This work hypothesized that directional selection generated the elongated upper canines of clouded leopards in a manner similar to the process in extinct sabre‐toothed cats, and developed an approach that compared the effect of directional selection among lineages in a phylogeny using a simulation of trait evolution and approximate Bayesian computation.

Morphological convergence of the prey-killing arsenal of sabertooth predators

Results indicate that sabertooth morphs with longer, thinner canines show more robust limb proportions, and indicate a positive functional relationship between saber elongation and increased forelimb robustness, which suggests that saber carnivorans demonstrated niche partitioning of predation strategies according to canine shape and correspondingForelimb morphology.

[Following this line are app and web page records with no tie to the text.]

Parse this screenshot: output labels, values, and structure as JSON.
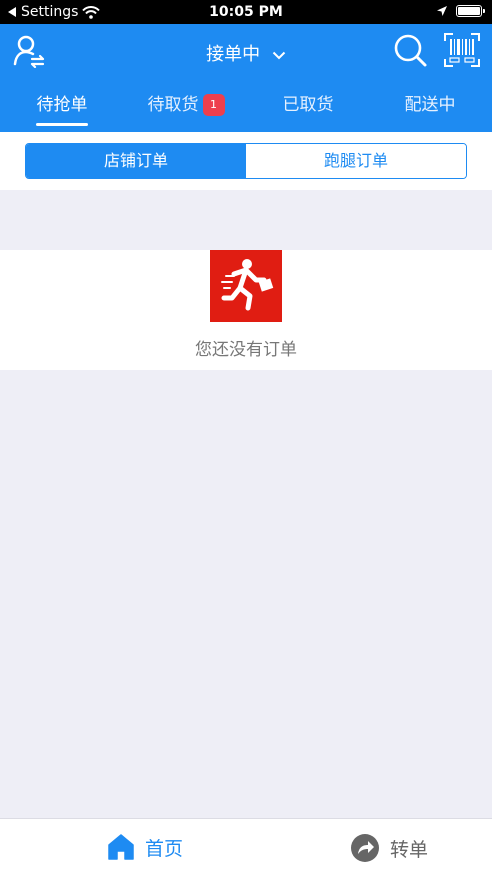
{
  "status_bar": {
    "back_label": "Settings",
    "time": "10:05 PM"
  },
  "header": {
    "title": "接单中"
  },
  "tabs": [
    {
      "label": "待抢单"
    },
    {
      "label": "待取货",
      "badge": "1"
    },
    {
      "label": "已取货"
    },
    {
      "label": "配送中"
    }
  ],
  "segment": {
    "store_orders": "店铺订单",
    "errand_orders": "跑腿订单"
  },
  "empty_state": {
    "message": "您还没有订单"
  },
  "tabbar": {
    "home": "首页",
    "transfer": "转单"
  },
  "colors": {
    "primary": "#1e8bf2",
    "badge": "#ee3f4d",
    "empty_icon_bg": "#e01d12",
    "page_bg": "#eeeef6"
  },
  "icons": [
    "back-arrow-icon",
    "wifi-icon",
    "location-arrow-icon",
    "battery-icon",
    "user-switch-icon",
    "chevron-down-icon",
    "search-icon",
    "barcode-scan-icon",
    "running-courier-icon",
    "home-icon",
    "share-arrow-icon"
  ]
}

Evolution in the sabre‐tooth cat, Smilodon fatalis, in response to Pleistocene climate change

Mandibles of Smilodon fatalis from RLB are analysed using 2‐D geometric morphometrics to examine whether, and how, mandibular shape changes through time, and to have important implications for the timing or conditions during the extinction event.

Covariation in the Skull Modules of Cats: The Challenge of Growing Saber-Like Canines

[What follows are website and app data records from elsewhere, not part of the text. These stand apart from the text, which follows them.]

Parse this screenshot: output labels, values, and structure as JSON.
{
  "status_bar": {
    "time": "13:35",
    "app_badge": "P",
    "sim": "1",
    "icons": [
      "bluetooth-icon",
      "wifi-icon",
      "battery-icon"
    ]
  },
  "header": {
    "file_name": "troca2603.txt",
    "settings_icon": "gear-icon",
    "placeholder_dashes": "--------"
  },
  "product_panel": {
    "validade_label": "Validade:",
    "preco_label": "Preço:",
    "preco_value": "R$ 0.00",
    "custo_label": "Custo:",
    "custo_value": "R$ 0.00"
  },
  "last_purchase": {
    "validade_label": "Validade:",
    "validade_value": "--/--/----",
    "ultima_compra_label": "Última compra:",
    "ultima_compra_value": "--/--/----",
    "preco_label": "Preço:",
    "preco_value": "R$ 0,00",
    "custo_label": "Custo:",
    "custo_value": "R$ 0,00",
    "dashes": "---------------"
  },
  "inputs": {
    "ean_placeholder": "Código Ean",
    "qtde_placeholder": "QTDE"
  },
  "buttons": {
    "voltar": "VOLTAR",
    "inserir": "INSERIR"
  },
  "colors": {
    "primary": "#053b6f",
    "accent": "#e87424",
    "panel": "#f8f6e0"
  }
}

The striking convergence between independent sabertooth radiations indicates that elongation of the canines influenced interspecific skull shape variation in different lineages but in a similar way.



Locomotor behaviour in Plio-Pleistocene sabre-tooth cats: a biomechanical analysis

The locomotor behaviour of some large extinct carnivores, including several species of Plio-Pleistocene sabre-tooth cats, is here reconstructed, based on a comparison of the cross-sectional geometric

Functional analysis of sabertooth cranial morphology

This analysis suggests that sabertooth morphology represents modification for wider gape with retention of a pow- erful bite force at the carnassial, and elongate canines and retractile claws may have facilitated the exploitation of relatively larger prey by saberooths compared to non-sabertooth carnivores.

Aspects of the functional morphology in the cranial and cervical skeleton of the sabre‐toothed cat Paramachairodus ogygia (Kaup, 1832) (Felidae, Machairodontinae) from the Late Miocene of Spain: implications for the origins of the machairodont killing bite

The skull and cervical anatomy of the sabre-toothed felid Paramachairodus ogygia (Kaup, 1832) is described in this paper, with special attention paid to its functional morphology. Because of the


Differences in cranial morphology suggest separation at the generic level between M. aphanistus and M. giganteus, suggesting that the specialized canines of M. ansonistus were used within the context of a biting mechanism more similar to the canine bite of modern felids.

Canine tooth strength and killing behaviour in large carnivores

The canines of sabretooth cats are shown to be more similar in shape and strength characteristics to those of living canids than felids, whereas those of the borophagine dogs and the dire wolf are closer to modern hyaenas.

Functional Morphology and the Evolution of Cats

Three basic morpho types are proposed for cats on the basis of their upper canines: conical-toothed cats with short, unserrated canines having a round cross-section; scimitar-tooting cats having short, broad canines; and dirk­ toothed cats having long, slender canines which usually have fine serrations.

Evolution of skull shape in carnivores: 1. Representative modern carnivores

Two functional hypotheses are proposed: mustelids and felids have the most powerful bites and canids the weakest among the four family groups studied; and visual abilities are best developed among felids and least developed amongmustelids.

Déjà vu: the evolution of feeding morphologies in the Carnivora

A survey of the fossil record indicates that large hypercarnivores evolve frequently, often in response to ecological opportunity afforded by the decline or extinction of previously dominant hyperc Carnivorous taxa.

Incisor size and shape: implications for feeding behaviors in saber-toothed “cats”

Results demonstrate that the shape of individual upper incisors of extant carnivorans is intricately related to the dental arcade in which the teeth are rooted, and it is proposed that the strength of the medial inc is in part a consequence of arcade shape.